Babysitters – whether they’re grandparents, neighbors or teenagers – take your place while you’re not at home. It becomes their job to protect your child’s safety. Do not underestimate the importance of clear and detailed instructions. The following tips will help prepare your babysitter for potential problems.
Make sure your babysitter knows the emergency phone numbers in your area and how to reach you in case of an emergency. These suggestions will help prepare your babysitter if there’s a problem.
- Post emergency phone numbers – including police, fire, ambulance service, hospital, physician and poison center numbers – near the phone. Tell the babysitter where the phone numbers are posted.
- Always write down the phone number of the place where you will be, your cell phone number or pager number, and post it near the phone.
- Always leave the phone number of a neighbor or relative to call in case of emergency.
- Make sure the babysitter knows your street address and phone number for identification purposes.
- Before you leave the house, take some time to review the tips below:
- Tell your sitter where you’re going and how long you will be gone.
- Review our Babysitter’s Guide with your sitter and keep it next to telephone.
- Review the House Rules with your sitter.
- Show your sitter emergency fire escape routes and emergency information/contacts (link).
- Have a clear understanding with your sitter about their fee, use of kitchen, television, phone and computer, rules about guests, etc.
- If your sitter is new, allow time for them to get acquainted with your child before you leave.
- Give your sitter feeding, bathing, and bedtime instructions as well as information about any care and play restrictions (link), and medications or medical conditions (link).
- Lock up before you leave.
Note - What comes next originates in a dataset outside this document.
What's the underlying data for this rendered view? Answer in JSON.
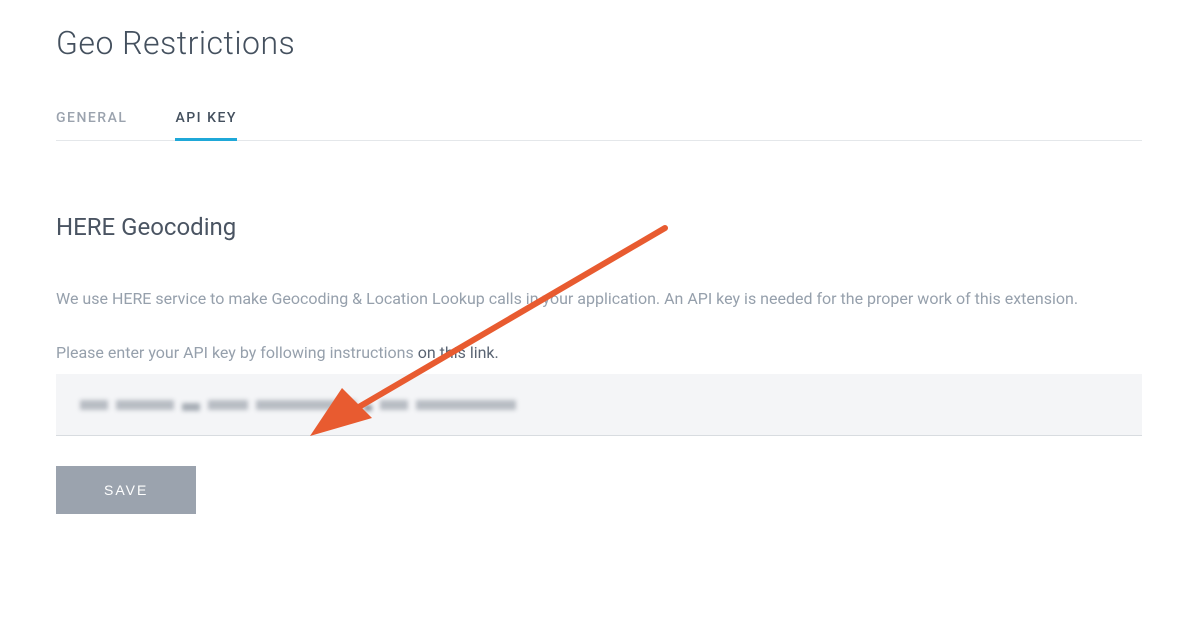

- On your return home, ask the sitter about any phone calls, visitors, emergencies, accidents or unusual occurrences.
- Always escort the sitter home at night.